§ Problem:
If a line of the records contains the word "maximize", list it.

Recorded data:
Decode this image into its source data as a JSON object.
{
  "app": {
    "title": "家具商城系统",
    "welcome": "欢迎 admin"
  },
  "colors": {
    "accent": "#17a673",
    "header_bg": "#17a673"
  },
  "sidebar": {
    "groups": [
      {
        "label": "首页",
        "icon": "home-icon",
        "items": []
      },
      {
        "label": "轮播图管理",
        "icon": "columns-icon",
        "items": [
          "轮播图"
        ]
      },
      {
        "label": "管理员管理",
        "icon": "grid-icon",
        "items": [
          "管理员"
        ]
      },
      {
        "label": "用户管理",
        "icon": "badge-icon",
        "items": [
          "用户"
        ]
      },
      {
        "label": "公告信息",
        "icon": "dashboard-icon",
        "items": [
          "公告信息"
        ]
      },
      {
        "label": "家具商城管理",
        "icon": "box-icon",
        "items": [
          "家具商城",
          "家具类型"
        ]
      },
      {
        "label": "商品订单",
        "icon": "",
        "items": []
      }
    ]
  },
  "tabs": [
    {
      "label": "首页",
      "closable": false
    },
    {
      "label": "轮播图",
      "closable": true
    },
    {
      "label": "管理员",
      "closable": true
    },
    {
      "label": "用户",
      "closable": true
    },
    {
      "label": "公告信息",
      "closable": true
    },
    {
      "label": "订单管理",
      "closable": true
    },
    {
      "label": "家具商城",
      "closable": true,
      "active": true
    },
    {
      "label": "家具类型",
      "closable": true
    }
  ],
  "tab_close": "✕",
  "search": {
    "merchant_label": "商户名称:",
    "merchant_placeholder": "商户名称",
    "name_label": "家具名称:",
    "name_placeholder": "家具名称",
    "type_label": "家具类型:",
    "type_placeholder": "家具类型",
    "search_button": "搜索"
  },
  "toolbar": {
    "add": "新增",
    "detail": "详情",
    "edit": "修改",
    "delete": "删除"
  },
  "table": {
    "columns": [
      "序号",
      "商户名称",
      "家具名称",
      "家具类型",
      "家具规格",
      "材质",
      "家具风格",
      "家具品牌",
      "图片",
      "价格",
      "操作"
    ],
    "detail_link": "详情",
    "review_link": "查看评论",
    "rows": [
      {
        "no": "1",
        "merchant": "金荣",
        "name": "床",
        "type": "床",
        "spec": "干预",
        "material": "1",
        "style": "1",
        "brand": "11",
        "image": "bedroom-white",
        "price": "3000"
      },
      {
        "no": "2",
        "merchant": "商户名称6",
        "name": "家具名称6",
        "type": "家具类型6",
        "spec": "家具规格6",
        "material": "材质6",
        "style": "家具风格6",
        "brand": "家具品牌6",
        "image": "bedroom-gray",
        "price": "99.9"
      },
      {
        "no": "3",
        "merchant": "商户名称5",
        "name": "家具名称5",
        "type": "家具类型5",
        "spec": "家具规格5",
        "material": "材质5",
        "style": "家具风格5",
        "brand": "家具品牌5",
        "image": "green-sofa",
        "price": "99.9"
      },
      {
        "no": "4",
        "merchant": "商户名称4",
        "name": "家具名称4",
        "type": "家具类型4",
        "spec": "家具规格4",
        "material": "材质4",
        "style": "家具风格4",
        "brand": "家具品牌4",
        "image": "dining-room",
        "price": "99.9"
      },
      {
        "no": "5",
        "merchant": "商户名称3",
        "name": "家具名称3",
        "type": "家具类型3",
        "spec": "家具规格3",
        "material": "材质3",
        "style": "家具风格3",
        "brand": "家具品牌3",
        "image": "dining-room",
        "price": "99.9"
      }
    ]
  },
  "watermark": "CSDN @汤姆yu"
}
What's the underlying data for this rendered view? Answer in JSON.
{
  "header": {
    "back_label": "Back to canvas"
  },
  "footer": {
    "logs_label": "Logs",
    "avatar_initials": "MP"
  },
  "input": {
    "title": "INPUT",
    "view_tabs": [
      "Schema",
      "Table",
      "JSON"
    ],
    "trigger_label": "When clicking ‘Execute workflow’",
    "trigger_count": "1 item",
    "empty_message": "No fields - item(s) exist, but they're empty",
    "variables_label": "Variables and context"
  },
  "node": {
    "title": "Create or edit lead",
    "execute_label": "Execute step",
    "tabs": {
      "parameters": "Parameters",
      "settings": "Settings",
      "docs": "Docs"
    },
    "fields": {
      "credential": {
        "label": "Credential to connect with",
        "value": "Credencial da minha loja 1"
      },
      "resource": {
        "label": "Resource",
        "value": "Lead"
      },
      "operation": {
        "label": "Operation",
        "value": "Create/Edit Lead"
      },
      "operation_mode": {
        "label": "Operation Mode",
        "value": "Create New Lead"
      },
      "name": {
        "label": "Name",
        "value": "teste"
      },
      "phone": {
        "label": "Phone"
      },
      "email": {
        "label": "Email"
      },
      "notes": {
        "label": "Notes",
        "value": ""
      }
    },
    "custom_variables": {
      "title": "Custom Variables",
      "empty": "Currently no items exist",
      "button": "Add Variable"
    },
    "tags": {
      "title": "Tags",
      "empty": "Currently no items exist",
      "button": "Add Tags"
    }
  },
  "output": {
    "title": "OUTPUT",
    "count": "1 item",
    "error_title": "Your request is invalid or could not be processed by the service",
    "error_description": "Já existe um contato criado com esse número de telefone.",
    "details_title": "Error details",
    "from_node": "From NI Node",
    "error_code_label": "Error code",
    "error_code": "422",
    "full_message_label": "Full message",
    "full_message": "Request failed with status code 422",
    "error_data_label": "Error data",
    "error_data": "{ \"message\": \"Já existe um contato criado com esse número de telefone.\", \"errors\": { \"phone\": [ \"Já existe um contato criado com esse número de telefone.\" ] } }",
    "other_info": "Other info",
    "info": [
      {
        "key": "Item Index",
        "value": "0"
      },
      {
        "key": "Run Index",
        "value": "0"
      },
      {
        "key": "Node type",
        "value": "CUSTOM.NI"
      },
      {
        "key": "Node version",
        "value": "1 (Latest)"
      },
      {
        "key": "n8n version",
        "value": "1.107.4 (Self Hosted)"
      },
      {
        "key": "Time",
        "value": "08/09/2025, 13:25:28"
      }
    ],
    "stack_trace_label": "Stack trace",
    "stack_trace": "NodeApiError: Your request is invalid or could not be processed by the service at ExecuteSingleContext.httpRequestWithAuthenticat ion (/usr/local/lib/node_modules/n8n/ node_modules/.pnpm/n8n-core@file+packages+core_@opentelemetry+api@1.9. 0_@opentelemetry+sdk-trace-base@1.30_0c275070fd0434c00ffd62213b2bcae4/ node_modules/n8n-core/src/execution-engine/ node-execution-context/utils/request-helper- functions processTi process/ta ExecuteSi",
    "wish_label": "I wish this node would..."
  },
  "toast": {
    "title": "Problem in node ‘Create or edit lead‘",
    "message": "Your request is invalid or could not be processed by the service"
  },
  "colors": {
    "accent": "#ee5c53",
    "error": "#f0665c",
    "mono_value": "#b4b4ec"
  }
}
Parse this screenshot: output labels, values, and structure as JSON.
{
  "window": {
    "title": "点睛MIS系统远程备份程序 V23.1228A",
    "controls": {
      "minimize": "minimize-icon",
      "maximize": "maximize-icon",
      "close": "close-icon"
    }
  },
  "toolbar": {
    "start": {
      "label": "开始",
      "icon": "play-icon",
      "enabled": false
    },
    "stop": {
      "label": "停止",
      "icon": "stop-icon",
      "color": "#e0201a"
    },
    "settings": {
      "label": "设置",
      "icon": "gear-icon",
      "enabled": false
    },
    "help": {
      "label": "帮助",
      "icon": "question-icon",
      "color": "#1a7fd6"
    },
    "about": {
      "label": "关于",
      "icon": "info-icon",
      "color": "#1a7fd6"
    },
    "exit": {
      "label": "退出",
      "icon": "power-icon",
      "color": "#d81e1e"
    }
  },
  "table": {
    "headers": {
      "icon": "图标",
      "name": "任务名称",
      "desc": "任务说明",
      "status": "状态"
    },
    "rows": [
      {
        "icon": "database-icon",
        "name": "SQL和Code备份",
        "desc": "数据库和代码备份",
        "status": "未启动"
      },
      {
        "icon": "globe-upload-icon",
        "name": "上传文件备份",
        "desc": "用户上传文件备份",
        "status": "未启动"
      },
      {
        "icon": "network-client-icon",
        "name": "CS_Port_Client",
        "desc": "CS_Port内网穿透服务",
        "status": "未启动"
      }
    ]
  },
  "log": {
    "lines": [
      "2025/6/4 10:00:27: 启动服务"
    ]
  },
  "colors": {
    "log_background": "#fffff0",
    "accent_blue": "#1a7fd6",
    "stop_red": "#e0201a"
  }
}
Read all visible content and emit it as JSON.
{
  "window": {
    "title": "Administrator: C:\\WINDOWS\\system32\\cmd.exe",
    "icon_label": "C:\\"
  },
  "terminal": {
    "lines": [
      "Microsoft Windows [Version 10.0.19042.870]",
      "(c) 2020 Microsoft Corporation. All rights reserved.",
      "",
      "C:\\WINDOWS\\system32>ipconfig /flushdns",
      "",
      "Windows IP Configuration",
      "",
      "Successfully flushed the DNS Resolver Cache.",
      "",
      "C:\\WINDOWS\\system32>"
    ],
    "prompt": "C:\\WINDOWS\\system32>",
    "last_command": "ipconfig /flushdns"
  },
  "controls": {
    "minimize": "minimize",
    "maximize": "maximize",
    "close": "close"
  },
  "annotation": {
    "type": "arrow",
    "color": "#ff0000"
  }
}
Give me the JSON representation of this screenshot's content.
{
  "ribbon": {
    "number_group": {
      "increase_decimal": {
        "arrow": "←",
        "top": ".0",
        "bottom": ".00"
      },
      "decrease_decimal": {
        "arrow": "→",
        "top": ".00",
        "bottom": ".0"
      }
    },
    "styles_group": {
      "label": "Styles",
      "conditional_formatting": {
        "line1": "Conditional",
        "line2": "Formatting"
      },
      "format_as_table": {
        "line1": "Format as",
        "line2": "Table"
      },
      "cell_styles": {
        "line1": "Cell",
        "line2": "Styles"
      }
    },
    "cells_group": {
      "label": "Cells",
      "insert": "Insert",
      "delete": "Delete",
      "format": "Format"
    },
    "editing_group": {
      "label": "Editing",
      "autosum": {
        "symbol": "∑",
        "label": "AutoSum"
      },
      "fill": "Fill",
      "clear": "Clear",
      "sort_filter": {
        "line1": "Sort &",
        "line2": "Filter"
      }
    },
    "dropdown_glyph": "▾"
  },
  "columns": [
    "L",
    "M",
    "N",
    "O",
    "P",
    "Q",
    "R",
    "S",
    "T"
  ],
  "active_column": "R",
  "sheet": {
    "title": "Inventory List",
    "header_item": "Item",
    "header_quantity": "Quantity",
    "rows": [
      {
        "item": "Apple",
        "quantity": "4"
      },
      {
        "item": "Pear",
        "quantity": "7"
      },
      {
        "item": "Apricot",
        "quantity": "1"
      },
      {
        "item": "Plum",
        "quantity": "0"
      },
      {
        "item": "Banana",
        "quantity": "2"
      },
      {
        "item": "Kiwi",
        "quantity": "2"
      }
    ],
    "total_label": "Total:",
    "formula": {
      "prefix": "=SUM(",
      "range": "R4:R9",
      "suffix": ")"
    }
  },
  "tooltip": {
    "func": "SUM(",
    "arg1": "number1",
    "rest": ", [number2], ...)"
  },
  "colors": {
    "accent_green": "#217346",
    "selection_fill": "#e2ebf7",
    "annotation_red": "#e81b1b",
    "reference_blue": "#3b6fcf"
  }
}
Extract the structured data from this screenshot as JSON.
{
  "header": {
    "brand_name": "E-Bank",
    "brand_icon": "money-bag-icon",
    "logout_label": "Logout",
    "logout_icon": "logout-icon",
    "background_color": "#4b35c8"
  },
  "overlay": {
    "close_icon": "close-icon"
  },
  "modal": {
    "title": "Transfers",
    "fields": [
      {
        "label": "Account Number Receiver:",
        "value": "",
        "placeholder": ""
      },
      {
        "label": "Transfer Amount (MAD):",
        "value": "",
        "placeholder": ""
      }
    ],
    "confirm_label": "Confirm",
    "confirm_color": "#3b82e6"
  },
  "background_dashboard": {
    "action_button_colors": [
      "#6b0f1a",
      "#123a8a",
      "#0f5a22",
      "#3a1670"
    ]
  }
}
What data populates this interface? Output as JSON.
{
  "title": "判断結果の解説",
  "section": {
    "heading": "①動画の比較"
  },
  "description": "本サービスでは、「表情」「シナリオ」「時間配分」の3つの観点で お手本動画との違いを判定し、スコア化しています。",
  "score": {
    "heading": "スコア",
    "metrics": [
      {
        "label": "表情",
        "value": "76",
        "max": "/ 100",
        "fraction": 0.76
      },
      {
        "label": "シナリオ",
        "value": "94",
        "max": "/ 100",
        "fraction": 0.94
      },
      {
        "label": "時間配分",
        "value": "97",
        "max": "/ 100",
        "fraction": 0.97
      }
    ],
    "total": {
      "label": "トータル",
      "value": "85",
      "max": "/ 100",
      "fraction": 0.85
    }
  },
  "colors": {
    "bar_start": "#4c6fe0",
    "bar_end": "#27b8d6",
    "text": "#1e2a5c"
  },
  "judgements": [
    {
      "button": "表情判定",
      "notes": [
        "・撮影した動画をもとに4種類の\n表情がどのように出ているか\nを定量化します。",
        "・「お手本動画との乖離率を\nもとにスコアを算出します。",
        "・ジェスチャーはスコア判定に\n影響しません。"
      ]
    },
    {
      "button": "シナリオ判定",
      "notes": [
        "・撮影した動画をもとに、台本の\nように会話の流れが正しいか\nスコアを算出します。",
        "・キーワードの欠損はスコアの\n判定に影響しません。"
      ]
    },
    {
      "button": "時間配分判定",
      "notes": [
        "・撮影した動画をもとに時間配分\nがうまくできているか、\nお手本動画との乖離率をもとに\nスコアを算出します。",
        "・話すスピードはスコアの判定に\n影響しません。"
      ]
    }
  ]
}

§ Reply:
      "maximize": "maximize-icon",
    "maximize": "maximize",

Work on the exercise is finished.